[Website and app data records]

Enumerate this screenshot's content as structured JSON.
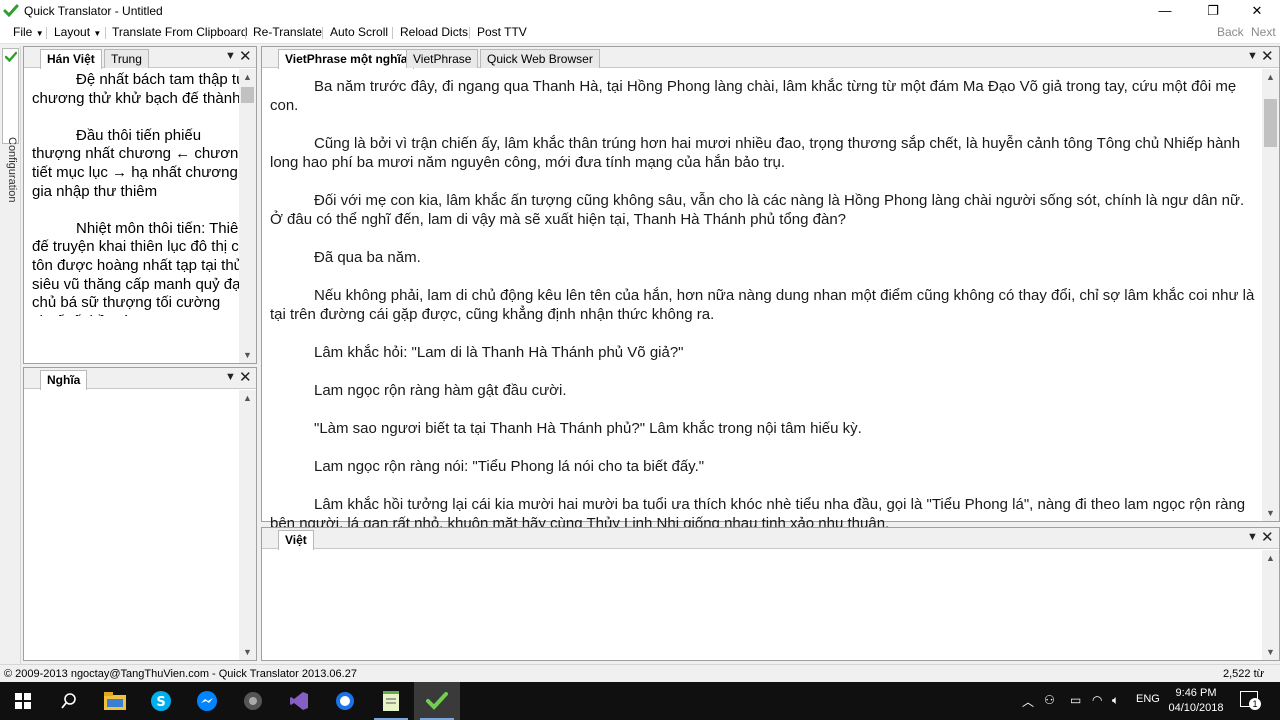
{
  "window": {
    "title": "Quick Translator - Untitled",
    "minimize_glyph": "—",
    "maximize_glyph": "❐",
    "close_glyph": "✕"
  },
  "menu": {
    "items": [
      "File",
      "Layout",
      "Translate From Clipboard",
      "Re-Translate",
      "Auto Scroll",
      "Reload Dicts",
      "Post TTV"
    ],
    "back": "Back",
    "next": "Next"
  },
  "sidebar": {
    "config_label": "Configuration"
  },
  "left_top_panel": {
    "tabs": [
      "Hán Việt",
      "Trung"
    ],
    "paragraphs": [
      "Đệ nhất bách tam thập tứ chương thử khử bạch đế thành",
      "Đầu thôi tiến phiếu thượng nhất chương ← chương tiết mục lục → hạ nhất chương gia nhập thư thiêm",
      "Nhiệt môn thôi tiến: Thiên đế truyện khai thiên lục đô thị chí tôn được hoàng nhất tạp tại thủ siêu vũ thăng cấp manh quỷ đại chủ bá sữ thượng tối cường chuế tế thần tàng"
    ]
  },
  "left_bottom_panel": {
    "tabs": [
      "Nghĩa"
    ]
  },
  "main_panel": {
    "tabs": [
      "VietPhrase một nghĩa",
      "VietPhrase",
      "Quick Web Browser"
    ],
    "paragraphs": [
      "Ba năm trước đây, đi ngang qua Thanh Hà, tại Hồng Phong làng chài, lâm khắc từng từ một đám Ma Đạo Võ giả trong tay, cứu một đôi mẹ con.",
      "Cũng là bởi vì trận chiến ấy, lâm khắc thân trúng hơn hai mươi nhiều đao, trọng thương sắp chết, là huyễn cảnh tông Tông chủ Nhiếp hành long hao phí ba mươi năm nguyên công, mới đưa tính mạng của hắn bảo trụ.",
      "Đối với mẹ con kia, lâm khắc ấn tượng cũng không sâu, vẫn cho là các nàng là Hồng Phong làng chài người sống sót, chính là ngư dân nữ. Ở đâu có thể nghĩ đến, lam di vậy mà sẽ xuất hiện tại, Thanh Hà Thánh phủ tổng đàn?",
      "Đã qua ba năm.",
      "Nếu không phải, lam di chủ động kêu lên tên của hắn, hơn nữa nàng dung nhan một điểm cũng không có thay đổi, chỉ sợ lâm khắc coi như là tại trên đường cái gặp được, cũng khẳng định nhận thức không ra.",
      "Lâm khắc hỏi: \"Lam di là Thanh Hà Thánh phủ Võ giả?\"",
      "Lam ngọc rộn ràng hàm gật đầu cười.",
      "\"Làm sao ngươi biết ta tại Thanh Hà Thánh phủ?\" Lâm khắc trong nội tâm hiếu kỳ.",
      "Lam ngọc rộn ràng nói: \"Tiểu Phong lá nói cho ta biết đấy.\"",
      "Lâm khắc hồi tưởng lại cái kia mười hai mười ba tuổi ưa thích khóc nhè tiểu nha đầu, gọi là \"Tiểu Phong lá\", nàng đi theo lam ngọc rộn ràng bên người, lá gan rất nhỏ, khuôn mặt hãy cùng Thủy Linh Nhi giống nhau tinh xảo nhu thuận."
    ]
  },
  "viet_panel": {
    "tabs": [
      "Việt"
    ]
  },
  "status": {
    "left": "© 2009-2013 ngoctay@TangThuVien.com - Quick Translator 2013.06.27",
    "right": "2,522 từ"
  },
  "taskbar": {
    "language": "ENG",
    "time": "9:46 PM",
    "date": "04/10/2018",
    "notification_count": "1"
  },
  "colors": {
    "accent_green": "#2e9e2e",
    "taskbar_bg": "#101010"
  }
}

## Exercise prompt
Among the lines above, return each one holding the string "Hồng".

## Answer to the problem
      "Ba năm trước đây, đi ngang qua Thanh Hà, tại Hồng Phong làng chài, lâm khắc từng từ một đám Ma Đạo Võ giả trong tay, cứu một đôi mẹ con.",
      "Đối với mẹ con kia, lâm khắc ấn tượng cũng không sâu, vẫn cho là các nàng là Hồng Phong làng chài người sống sót, chính là ngư dân nữ. Ở đâu có thể nghĩ đến, lam di vậy mà sẽ xuất hiện tại, Thanh Hà Thánh phủ tổng đàn?",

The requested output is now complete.